Many people around the world woke up today to the stunning news that the U.K. had voted to leave the European Union -- if they didn't stay up all night watching the vote. In the aftermath of Britain's referendum, global markets have tumbled, bond yield spreads have soared, and financial analysts and economic officials have been left scrambling to readjust their economic forecasts.
Perhaps the world should have been better prepared for the news; after all, polling in the lead-up to the referendum showed the yes and no votes nearly tied. But apparently, it wasn't. On Friday morning, investors, economic analysts and others seemed stunned by the referendum results.
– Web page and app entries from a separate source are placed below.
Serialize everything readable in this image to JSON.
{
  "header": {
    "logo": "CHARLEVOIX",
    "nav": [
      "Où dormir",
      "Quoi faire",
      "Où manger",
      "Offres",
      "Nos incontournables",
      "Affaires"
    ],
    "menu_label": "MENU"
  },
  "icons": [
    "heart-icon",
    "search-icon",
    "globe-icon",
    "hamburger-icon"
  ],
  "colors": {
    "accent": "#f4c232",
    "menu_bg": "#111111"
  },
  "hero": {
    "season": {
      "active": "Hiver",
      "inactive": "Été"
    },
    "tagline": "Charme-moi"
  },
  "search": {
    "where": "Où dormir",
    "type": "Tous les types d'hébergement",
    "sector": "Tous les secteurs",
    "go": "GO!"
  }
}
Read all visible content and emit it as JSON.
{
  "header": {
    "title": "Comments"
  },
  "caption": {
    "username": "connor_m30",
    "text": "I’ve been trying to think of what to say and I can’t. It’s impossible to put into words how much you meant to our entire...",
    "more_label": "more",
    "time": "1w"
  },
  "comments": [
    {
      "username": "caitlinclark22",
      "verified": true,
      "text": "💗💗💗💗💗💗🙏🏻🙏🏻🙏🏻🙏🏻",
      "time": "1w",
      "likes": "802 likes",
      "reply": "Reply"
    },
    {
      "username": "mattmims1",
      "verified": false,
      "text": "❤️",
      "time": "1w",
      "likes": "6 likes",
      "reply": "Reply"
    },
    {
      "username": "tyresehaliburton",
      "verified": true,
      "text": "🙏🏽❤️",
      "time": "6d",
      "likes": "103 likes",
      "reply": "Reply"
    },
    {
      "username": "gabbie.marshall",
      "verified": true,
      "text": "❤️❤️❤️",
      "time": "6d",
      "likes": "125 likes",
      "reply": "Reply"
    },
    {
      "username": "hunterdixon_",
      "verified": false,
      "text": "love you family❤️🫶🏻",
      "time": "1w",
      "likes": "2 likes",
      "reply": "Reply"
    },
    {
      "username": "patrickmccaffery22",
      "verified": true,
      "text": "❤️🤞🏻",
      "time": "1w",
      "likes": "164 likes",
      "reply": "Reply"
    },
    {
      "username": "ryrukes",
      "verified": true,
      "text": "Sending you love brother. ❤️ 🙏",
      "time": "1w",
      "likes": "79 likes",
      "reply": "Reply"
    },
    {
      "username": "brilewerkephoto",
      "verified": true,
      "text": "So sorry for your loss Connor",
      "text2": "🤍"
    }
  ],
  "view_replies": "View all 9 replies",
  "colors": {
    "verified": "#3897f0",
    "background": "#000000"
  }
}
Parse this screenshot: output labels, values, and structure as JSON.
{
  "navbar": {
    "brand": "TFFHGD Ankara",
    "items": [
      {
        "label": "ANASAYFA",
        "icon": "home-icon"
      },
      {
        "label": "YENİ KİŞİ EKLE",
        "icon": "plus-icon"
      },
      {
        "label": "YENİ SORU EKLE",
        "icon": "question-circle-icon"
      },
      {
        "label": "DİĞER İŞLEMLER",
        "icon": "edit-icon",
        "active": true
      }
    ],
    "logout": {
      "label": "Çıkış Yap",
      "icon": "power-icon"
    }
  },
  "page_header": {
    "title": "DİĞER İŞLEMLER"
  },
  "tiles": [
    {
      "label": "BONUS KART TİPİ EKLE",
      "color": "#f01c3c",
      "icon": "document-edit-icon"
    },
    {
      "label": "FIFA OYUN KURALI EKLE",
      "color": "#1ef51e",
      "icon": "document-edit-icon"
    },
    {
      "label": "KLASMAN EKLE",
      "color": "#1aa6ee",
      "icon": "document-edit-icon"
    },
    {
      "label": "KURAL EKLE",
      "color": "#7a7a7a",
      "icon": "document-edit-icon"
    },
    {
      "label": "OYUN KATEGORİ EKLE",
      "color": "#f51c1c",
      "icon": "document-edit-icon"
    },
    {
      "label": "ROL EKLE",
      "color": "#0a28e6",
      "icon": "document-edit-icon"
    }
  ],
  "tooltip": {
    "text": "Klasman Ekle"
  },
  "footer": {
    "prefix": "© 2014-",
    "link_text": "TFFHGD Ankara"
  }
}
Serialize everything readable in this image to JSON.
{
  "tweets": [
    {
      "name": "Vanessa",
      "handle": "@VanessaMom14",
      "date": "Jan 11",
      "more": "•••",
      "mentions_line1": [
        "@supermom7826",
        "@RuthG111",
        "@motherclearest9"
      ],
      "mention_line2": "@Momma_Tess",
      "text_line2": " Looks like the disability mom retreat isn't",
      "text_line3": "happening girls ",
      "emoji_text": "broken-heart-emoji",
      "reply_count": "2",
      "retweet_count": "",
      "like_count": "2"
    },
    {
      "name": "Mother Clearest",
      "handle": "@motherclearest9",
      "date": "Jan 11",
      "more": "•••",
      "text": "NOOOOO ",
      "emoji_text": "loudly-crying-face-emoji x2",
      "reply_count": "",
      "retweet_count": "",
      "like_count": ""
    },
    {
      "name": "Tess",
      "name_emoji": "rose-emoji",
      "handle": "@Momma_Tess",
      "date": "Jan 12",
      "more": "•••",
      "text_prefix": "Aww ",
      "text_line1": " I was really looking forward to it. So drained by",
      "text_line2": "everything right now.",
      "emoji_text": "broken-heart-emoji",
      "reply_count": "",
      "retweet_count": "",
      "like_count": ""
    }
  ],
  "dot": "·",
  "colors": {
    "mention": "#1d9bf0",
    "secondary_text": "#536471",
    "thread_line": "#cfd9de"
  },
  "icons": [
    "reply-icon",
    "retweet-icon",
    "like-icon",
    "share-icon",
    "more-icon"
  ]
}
Here are six charts that show the world's response to the Brexit announcement.
1. The stock market's so-called "fear gauge" soared following the Brexit vote
The VIX, a measure of expected volatility in the S&P 500 that is often called a "fear gauge," surged following Britain's vote, signaling the onset of the most turbulent trading day in months. The S&P 500 and the VIX tend to move in opposite directions, so when the VIX climbs, that indicates investors expect the S&P 500 to fall.
2. Italian and Spanish bonds tumbled as investors sought safer investments.
The vote for Brexit increased the perceived risk of economic and political instability across the European Union, especially in weaker economies like Italy and Spain. As a result, Italian and Spanish bonds tumbled as investors sought assets that are perceived as safer, like German bonds. The yield spread between Spanish 10-year-bonds and similar German bonds climbed to the highest levels seen since March 2015, before Europe's central bank began its massive bond-buying program.
3. Banks and government bodies cut back on forecasts for global economic growth.
Following the Brexit vote, IHS Global Insight announced that it would cut its GDP growth forecasts for the UK to 1.5 percent from 2 percent in 2016, and to 0.2 percent from 2.4 percent in 2017. The U.K. Treasury has previously forecast that a vote to leave the UK would depress GDP by between 3.6 percent and 6 percent, The Guardian reported.
4. The pound fell to its lowest value against the U.S. dollar since 1985.
The pound fell more than 8 percent Thursday night, the currency's worst day on record, as Wonkblog's Kim Soffen writes.
5. British real estate stocks suffered.
The vote also sparked concern over the position of London as the world's foremost financial center and services hub. Shares of U.K. real estate firms plunged, as analysts predicted that London office price could fall by as much as 20 percent.